Start of INFORMATION

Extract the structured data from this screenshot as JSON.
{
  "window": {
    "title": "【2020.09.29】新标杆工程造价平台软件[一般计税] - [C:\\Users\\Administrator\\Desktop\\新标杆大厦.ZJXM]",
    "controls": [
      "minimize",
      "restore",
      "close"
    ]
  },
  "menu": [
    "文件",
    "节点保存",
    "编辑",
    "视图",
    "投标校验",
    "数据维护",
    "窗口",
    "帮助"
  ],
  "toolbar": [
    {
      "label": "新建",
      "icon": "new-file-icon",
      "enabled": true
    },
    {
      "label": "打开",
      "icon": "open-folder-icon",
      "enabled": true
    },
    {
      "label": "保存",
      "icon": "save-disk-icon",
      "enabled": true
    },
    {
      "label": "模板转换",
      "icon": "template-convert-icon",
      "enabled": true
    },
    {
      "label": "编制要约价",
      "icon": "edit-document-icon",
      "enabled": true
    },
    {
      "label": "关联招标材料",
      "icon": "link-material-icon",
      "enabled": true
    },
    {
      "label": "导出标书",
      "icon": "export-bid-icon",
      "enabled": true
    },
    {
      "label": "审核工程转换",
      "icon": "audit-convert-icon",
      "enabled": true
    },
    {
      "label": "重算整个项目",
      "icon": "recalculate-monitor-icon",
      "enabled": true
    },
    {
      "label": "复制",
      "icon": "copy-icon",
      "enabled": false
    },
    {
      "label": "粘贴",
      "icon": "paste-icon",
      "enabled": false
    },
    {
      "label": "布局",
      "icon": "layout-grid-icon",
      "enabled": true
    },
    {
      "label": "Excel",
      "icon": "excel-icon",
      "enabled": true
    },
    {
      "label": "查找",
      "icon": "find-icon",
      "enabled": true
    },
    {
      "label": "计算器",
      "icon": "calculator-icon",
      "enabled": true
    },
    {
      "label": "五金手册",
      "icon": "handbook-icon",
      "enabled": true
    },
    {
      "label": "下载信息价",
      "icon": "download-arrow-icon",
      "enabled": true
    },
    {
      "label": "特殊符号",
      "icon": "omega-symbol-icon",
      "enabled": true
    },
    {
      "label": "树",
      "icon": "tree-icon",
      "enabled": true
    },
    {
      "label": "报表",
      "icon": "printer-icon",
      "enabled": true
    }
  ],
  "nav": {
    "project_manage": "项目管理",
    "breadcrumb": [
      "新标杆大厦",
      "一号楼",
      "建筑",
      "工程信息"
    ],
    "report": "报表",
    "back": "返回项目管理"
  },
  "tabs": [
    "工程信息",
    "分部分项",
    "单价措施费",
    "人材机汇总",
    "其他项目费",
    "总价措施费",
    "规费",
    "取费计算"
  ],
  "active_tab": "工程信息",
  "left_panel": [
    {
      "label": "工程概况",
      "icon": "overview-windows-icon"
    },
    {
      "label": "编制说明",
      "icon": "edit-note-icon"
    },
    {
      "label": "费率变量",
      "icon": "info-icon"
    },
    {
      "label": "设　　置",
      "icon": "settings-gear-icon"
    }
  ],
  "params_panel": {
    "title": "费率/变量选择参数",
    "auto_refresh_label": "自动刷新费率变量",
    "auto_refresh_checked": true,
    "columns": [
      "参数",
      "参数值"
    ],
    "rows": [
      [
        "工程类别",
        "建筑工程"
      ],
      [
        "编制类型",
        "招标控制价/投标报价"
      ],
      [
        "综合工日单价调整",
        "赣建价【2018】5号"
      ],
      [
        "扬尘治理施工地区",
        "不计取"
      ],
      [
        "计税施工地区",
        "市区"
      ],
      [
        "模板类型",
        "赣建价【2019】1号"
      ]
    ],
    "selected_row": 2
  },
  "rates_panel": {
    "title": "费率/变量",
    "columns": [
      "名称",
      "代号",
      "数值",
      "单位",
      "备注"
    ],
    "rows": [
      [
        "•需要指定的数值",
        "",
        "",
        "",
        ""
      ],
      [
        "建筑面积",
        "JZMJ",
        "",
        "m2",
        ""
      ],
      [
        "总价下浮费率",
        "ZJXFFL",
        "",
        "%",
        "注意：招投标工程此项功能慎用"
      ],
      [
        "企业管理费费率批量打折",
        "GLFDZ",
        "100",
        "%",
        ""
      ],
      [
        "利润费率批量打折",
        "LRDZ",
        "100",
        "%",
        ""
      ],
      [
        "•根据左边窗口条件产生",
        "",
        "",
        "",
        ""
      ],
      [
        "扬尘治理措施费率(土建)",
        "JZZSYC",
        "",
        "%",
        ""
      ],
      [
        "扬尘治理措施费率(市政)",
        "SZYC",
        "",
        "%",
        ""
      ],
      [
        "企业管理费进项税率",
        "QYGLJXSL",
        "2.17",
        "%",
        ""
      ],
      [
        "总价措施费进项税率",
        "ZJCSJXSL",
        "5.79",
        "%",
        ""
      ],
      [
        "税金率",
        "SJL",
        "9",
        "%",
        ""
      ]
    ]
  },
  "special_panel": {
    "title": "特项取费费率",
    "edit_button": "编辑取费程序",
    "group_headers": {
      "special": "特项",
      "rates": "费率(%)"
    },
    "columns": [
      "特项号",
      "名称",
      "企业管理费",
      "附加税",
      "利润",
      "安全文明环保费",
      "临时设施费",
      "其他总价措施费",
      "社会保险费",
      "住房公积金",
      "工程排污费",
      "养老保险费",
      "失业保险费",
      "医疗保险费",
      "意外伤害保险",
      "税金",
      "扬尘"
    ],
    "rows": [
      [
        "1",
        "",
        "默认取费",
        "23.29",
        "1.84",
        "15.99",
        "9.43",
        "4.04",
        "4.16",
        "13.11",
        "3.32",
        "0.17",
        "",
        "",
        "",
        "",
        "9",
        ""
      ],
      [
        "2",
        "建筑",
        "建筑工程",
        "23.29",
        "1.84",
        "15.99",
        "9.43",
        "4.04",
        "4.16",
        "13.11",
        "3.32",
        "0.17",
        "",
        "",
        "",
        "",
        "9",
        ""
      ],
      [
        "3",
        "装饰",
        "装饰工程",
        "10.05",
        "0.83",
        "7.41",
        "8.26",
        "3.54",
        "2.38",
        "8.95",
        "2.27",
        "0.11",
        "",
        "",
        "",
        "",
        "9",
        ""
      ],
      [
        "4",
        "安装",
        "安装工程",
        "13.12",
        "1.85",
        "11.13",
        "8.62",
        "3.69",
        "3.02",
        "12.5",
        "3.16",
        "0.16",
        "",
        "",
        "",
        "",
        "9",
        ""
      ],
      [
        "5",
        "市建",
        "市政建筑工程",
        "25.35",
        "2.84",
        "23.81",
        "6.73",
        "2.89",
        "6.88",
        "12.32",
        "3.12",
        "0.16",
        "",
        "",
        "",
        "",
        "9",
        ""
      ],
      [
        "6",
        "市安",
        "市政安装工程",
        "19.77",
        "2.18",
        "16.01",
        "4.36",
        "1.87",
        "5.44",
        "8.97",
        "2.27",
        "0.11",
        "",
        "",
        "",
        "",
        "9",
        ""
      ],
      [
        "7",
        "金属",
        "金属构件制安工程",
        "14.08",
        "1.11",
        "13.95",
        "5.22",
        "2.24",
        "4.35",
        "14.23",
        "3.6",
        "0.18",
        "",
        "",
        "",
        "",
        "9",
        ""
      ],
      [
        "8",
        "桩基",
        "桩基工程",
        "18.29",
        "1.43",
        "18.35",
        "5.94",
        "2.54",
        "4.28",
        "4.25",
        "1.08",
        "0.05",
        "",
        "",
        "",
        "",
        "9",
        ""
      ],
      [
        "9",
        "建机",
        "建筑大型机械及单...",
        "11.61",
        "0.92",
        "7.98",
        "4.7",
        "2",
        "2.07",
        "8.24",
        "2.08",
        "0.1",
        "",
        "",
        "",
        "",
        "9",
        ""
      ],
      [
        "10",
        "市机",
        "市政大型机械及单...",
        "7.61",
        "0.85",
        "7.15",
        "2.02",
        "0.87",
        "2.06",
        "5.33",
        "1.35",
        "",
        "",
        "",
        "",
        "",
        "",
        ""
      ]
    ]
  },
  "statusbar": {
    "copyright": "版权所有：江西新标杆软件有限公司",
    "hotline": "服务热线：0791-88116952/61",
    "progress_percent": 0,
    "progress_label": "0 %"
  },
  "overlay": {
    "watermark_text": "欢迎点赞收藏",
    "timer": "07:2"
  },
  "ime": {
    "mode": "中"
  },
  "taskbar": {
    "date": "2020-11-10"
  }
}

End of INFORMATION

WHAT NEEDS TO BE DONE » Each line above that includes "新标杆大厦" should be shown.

RESULT BELOW »
    "title": "【2020.09.29】新标杆工程造价平台软件[一般计税] - [C:\\Users\\Administrator\\Desktop\\新标杆大厦.ZJXM]",
      "新标杆大厦",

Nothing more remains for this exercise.